[Dataset entries]
------------------------------------------------------------
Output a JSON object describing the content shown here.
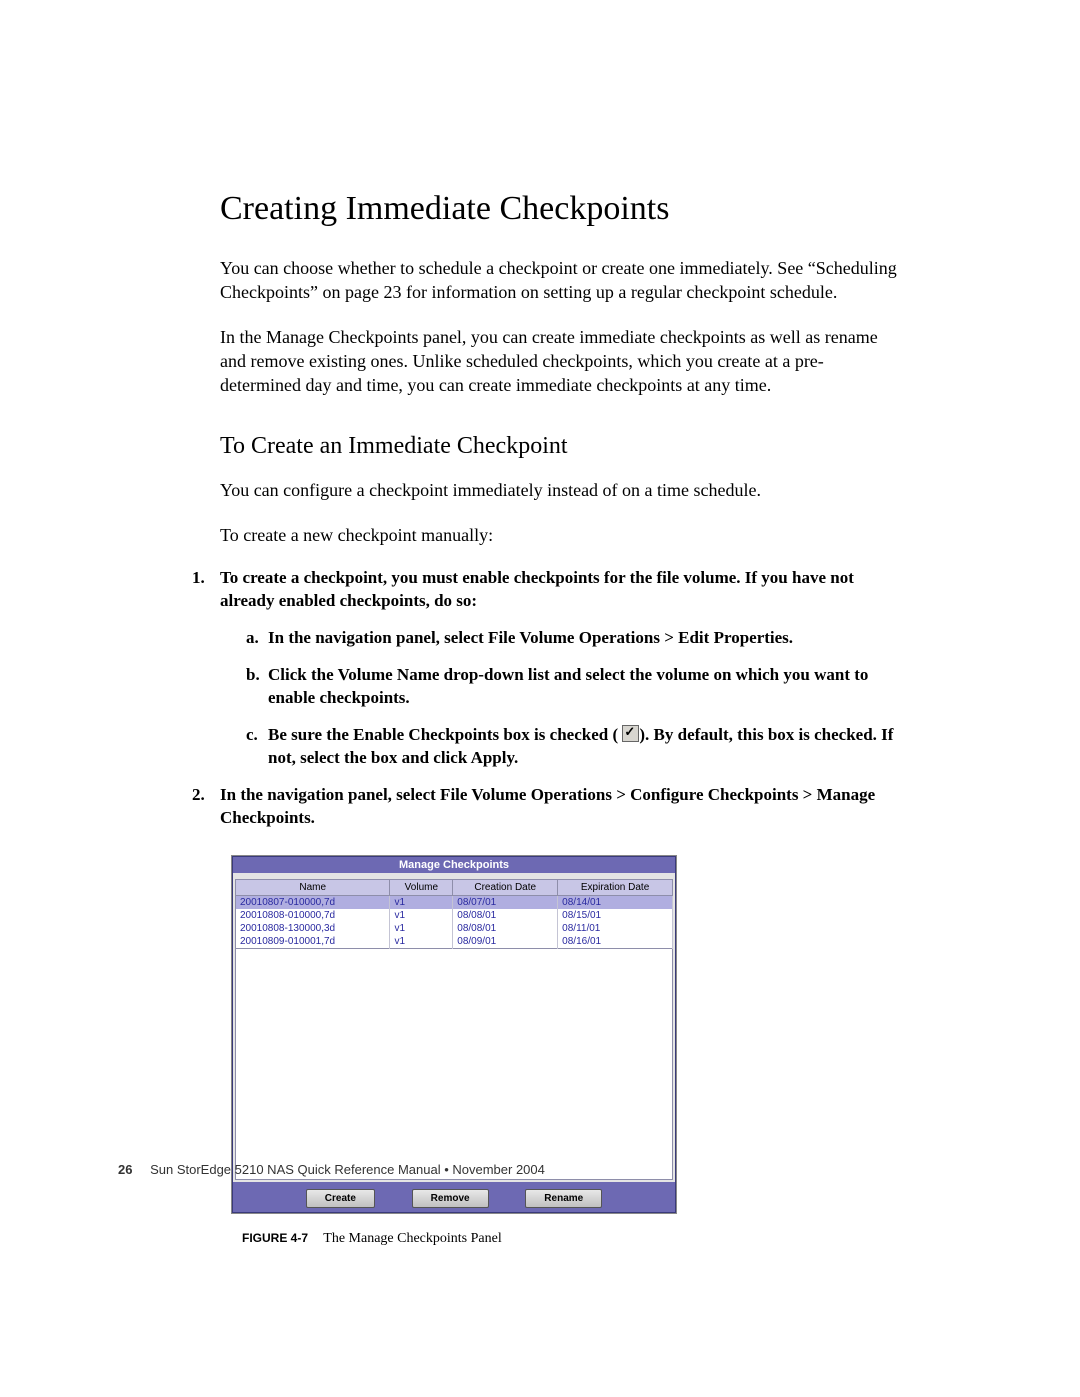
{
  "heading": "Creating Immediate Checkpoints",
  "para1": "You can choose whether to schedule a checkpoint or create one immediately. See “Scheduling Checkpoints” on page 23 for information on setting up a regular checkpoint schedule.",
  "para2": "In the Manage Checkpoints panel, you can create immediate checkpoints as well as rename and remove existing ones. Unlike scheduled checkpoints, which you create at a pre-determined day and time, you can create immediate checkpoints at any time.",
  "subheading": "To Create an Immediate Checkpoint",
  "para3": "You can configure a checkpoint immediately instead of on a time schedule.",
  "para4": "To create a new checkpoint manually:",
  "step1": {
    "num": "1.",
    "text": "To create a checkpoint, you must enable checkpoints for the file volume. If you have not already enabled checkpoints, do so:",
    "a": {
      "letter": "a.",
      "text": "In the navigation panel, select File Volume Operations > Edit Properties."
    },
    "b": {
      "letter": "b.",
      "text": "Click the Volume Name drop-down list and select the volume on which you want to enable checkpoints."
    },
    "c": {
      "letter": "c.",
      "pre": "Be sure the Enable Checkpoints box is checked (",
      "post": "). By default, this box is checked. If not, select the box and click Apply."
    }
  },
  "step2": {
    "num": "2.",
    "text": "In the navigation panel, select File Volume Operations > Configure Checkpoints > Manage Checkpoints."
  },
  "panel": {
    "title": "Manage Checkpoints",
    "headers": {
      "name": "Name",
      "volume": "Volume",
      "creation": "Creation Date",
      "expiration": "Expiration Date"
    },
    "rows": [
      {
        "name": "20010807-010000,7d",
        "volume": "v1",
        "creation": "08/07/01",
        "expiration": "08/14/01"
      },
      {
        "name": "20010808-010000,7d",
        "volume": "v1",
        "creation": "08/08/01",
        "expiration": "08/15/01"
      },
      {
        "name": "20010808-130000,3d",
        "volume": "v1",
        "creation": "08/08/01",
        "expiration": "08/11/01"
      },
      {
        "name": "20010809-010001,7d",
        "volume": "v1",
        "creation": "08/09/01",
        "expiration": "08/16/01"
      }
    ],
    "buttons": {
      "create": "Create",
      "remove": "Remove",
      "rename": "Rename"
    }
  },
  "caption": {
    "label": "FIGURE 4-7",
    "text": "The Manage Checkpoints Panel"
  },
  "footer": {
    "page": "26",
    "text": "Sun StorEdge 5210 NAS Quick Reference Manual  •  November 2004"
  }
}
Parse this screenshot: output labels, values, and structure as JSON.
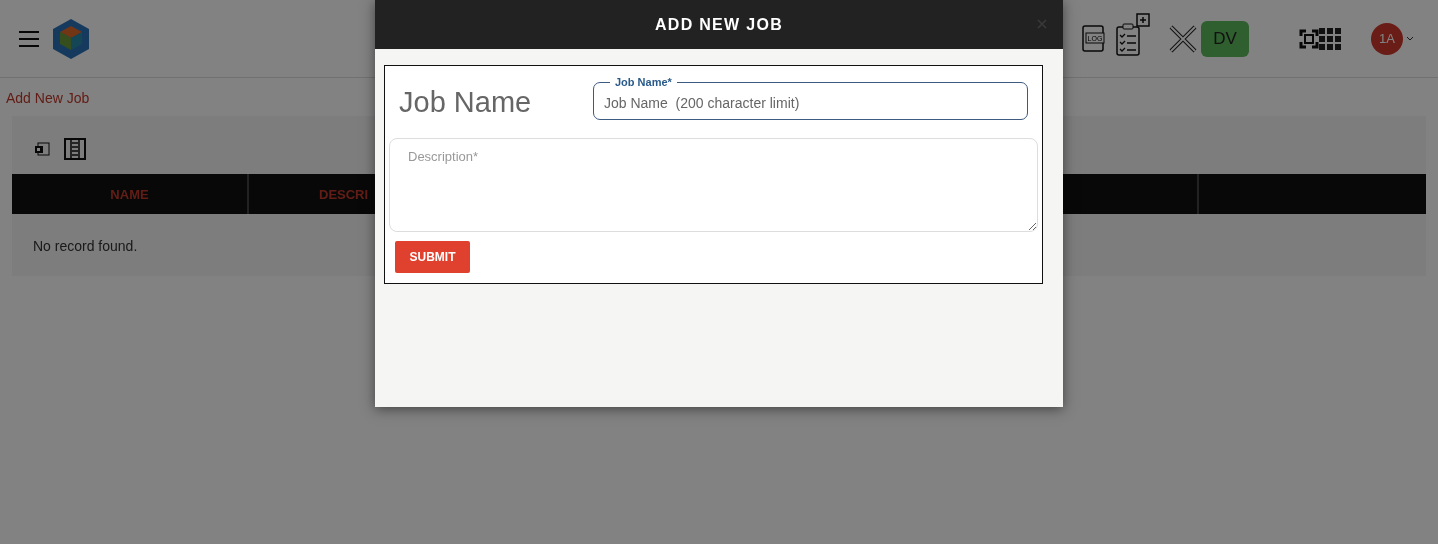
{
  "header": {
    "log_icon_label": "LOG",
    "user_badge": "DV",
    "avatar": "1A"
  },
  "breadcrumb": "Add New Job",
  "table": {
    "columns": [
      "NAME",
      "DESCRI"
    ],
    "empty_message": "No record found."
  },
  "modal": {
    "title": "ADD NEW JOB",
    "heading": "Job Name",
    "job_name_field": {
      "label": "Job Name*",
      "placeholder": "Job Name  (200 character limit)"
    },
    "description_field": {
      "placeholder": "Description*"
    },
    "submit": "SUBMIT"
  }
}
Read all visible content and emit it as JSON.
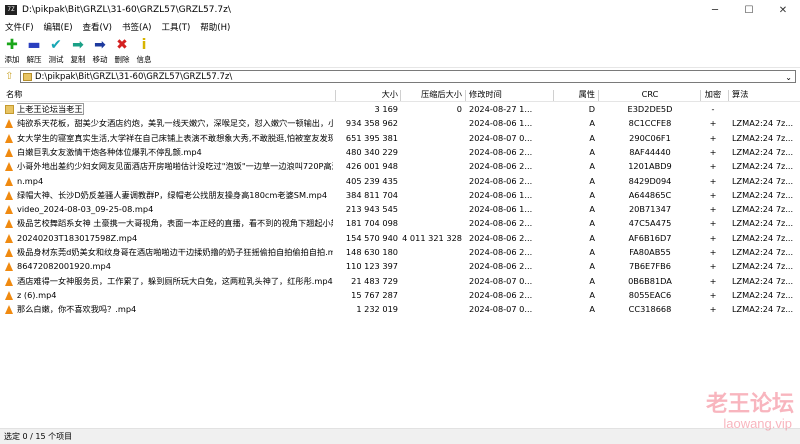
{
  "window": {
    "app_icon_text": "7Z",
    "title": "D:\\pikpak\\Bit\\GRZL\\31-60\\GRZL57\\GRZL57.7z\\"
  },
  "menu": [
    "文件(F)",
    "编辑(E)",
    "查看(V)",
    "书签(A)",
    "工具(T)",
    "帮助(H)"
  ],
  "toolbar": [
    {
      "label": "添加",
      "icon": "plus-icon",
      "glyph": "✚",
      "color": "#1aa61a",
      "name": "add"
    },
    {
      "label": "解压",
      "icon": "minus-icon",
      "glyph": "▬",
      "color": "#2a3fbf",
      "name": "extract"
    },
    {
      "label": "测试",
      "icon": "check-icon",
      "glyph": "✔",
      "color": "#18a7b5",
      "name": "test"
    },
    {
      "label": "复制",
      "icon": "copy-arrow-icon",
      "glyph": "➡",
      "color": "#1aa086",
      "name": "copy"
    },
    {
      "label": "移动",
      "icon": "move-arrow-icon",
      "glyph": "➡",
      "color": "#1d3a9e",
      "name": "move"
    },
    {
      "label": "删除",
      "icon": "delete-x-icon",
      "glyph": "✖",
      "color": "#d42020",
      "name": "delete"
    },
    {
      "label": "信息",
      "icon": "info-icon",
      "glyph": "i",
      "color": "#d8b400",
      "name": "info"
    }
  ],
  "address": {
    "value": "D:\\pikpak\\Bit\\GRZL\\31-60\\GRZL57\\GRZL57.7z\\"
  },
  "columns": {
    "name": "名称",
    "size": "大小",
    "packed": "压缩后大小",
    "modified": "修改时间",
    "attr": "属性",
    "crc": "CRC",
    "encrypted": "加密",
    "method": "算法"
  },
  "files": [
    {
      "name": "上老王论坛当老王",
      "type": "folder",
      "size": "3 169",
      "packed": "0",
      "modified": "2024-08-27 1...",
      "attr": "D",
      "crc": "E3D2DE5D",
      "enc": "-",
      "method": ""
    },
    {
      "name": "纯欲系天花板，甜美少女酒店约炮，美乳一线天嫩穴，深喉足交，怼入嫩穴一顿输出，小...",
      "type": "video",
      "size": "934 358 962",
      "packed": "",
      "modified": "2024-08-06 1...",
      "attr": "A",
      "crc": "8C1CCFE8",
      "enc": "+",
      "method": "LZMA2:24 7z..."
    },
    {
      "name": "女大学生的寝室真实生活,大学祥在自己床铺上表演不敢想象大秀,不敢脱逛,怕被室友发现...",
      "type": "video",
      "size": "651 395 381",
      "packed": "",
      "modified": "2024-08-07 0...",
      "attr": "A",
      "crc": "290C06F1",
      "enc": "+",
      "method": "LZMA2:24 7z..."
    },
    {
      "name": "白嫩巨乳女友激情干炮各种体位爆乳不停乱颤.mp4",
      "type": "video",
      "size": "480 340 229",
      "packed": "",
      "modified": "2024-08-06 2...",
      "attr": "A",
      "crc": "8AF44440",
      "enc": "+",
      "method": "LZMA2:24 7z..."
    },
    {
      "name": "小哥外地出差约少妇女网友见面酒店开房啪啪估计没吃过\"泡饭\"一边草一边浪叫720P高清...",
      "type": "video",
      "size": "426 001 948",
      "packed": "",
      "modified": "2024-08-06 2...",
      "attr": "A",
      "crc": "1201ABD9",
      "enc": "+",
      "method": "LZMA2:24 7z..."
    },
    {
      "name": "n.mp4",
      "type": "video",
      "size": "405 239 435",
      "packed": "",
      "modified": "2024-08-06 2...",
      "attr": "A",
      "crc": "8429D094",
      "enc": "+",
      "method": "LZMA2:24 7z..."
    },
    {
      "name": "绿帽大神、长沙D奶反差骚人妻调教群P，绿帽老公找朋友操身高180cm老婆SM.mp4",
      "type": "video",
      "size": "384 811 704",
      "packed": "",
      "modified": "2024-08-06 1...",
      "attr": "A",
      "crc": "A644865C",
      "enc": "+",
      "method": "LZMA2:24 7z..."
    },
    {
      "name": "video_2024-08-03_09-25-08.mp4",
      "type": "video",
      "size": "213 943 545",
      "packed": "",
      "modified": "2024-08-06 1...",
      "attr": "A",
      "crc": "20B71347",
      "enc": "+",
      "method": "LZMA2:24 7z..."
    },
    {
      "name": "极品艺校舞蹈系女神 土豪携一大哥视角，表面一本正经的直播，看不到的视角下翘起小翘...",
      "type": "video",
      "size": "181 704 098",
      "packed": "",
      "modified": "2024-08-06 2...",
      "attr": "A",
      "crc": "47C5A475",
      "enc": "+",
      "method": "LZMA2:24 7z..."
    },
    {
      "name": "20240203T183017598Z.mp4",
      "type": "video",
      "size": "154 570 940",
      "packed": "4 011 321 328",
      "modified": "2024-08-06 2...",
      "attr": "A",
      "crc": "AF6B16D7",
      "enc": "+",
      "method": "LZMA2:24 7z..."
    },
    {
      "name": "极品身材东莞d奶美女和纹身哥在酒店啪啪边干边揉奶撸的奶子狂摇偷拍自拍偷拍自拍.mp4",
      "type": "video",
      "size": "148 630 180",
      "packed": "",
      "modified": "2024-08-06 2...",
      "attr": "A",
      "crc": "FA80AB55",
      "enc": "+",
      "method": "LZMA2:24 7z..."
    },
    {
      "name": "864720820019​20.mp4",
      "type": "video",
      "size": "110 123 397",
      "packed": "",
      "modified": "2024-08-06 2...",
      "attr": "A",
      "crc": "7B6E7FB6",
      "enc": "+",
      "method": "LZMA2:24 7z..."
    },
    {
      "name": "酒店难得一女神服务员，工作累了，躲到厕所玩大白兔，这两粒乳头神了，红彤彤.mp4",
      "type": "video",
      "size": "21 483 729",
      "packed": "",
      "modified": "2024-08-07 0...",
      "attr": "A",
      "crc": "0B6B81DA",
      "enc": "+",
      "method": "LZMA2:24 7z..."
    },
    {
      "name": "z (6).mp4",
      "type": "video",
      "size": "15 767 287",
      "packed": "",
      "modified": "2024-08-06 2...",
      "attr": "A",
      "crc": "8055EAC6",
      "enc": "+",
      "method": "LZMA2:24 7z..."
    },
    {
      "name": "那么白嫩，你不喜欢我吗？.mp4",
      "type": "video",
      "size": "1 232 019",
      "packed": "",
      "modified": "2024-08-07 0...",
      "attr": "A",
      "crc": "CC318668",
      "enc": "+",
      "method": "LZMA2:24 7z..."
    }
  ],
  "status": {
    "text": "选定 0 / 15 个项目"
  },
  "watermark": {
    "main": "老王论坛",
    "sub": "laowang.vip"
  }
}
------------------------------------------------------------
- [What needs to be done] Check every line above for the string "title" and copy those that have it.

- [Your solution]
    "title": "Manage Checkpoints",
    "title": "ADD NEW JOB",
    "title": "D:\\pikpak\\Bit\\GRZL\\31-60\\GRZL57\\GRZL57.7z\\"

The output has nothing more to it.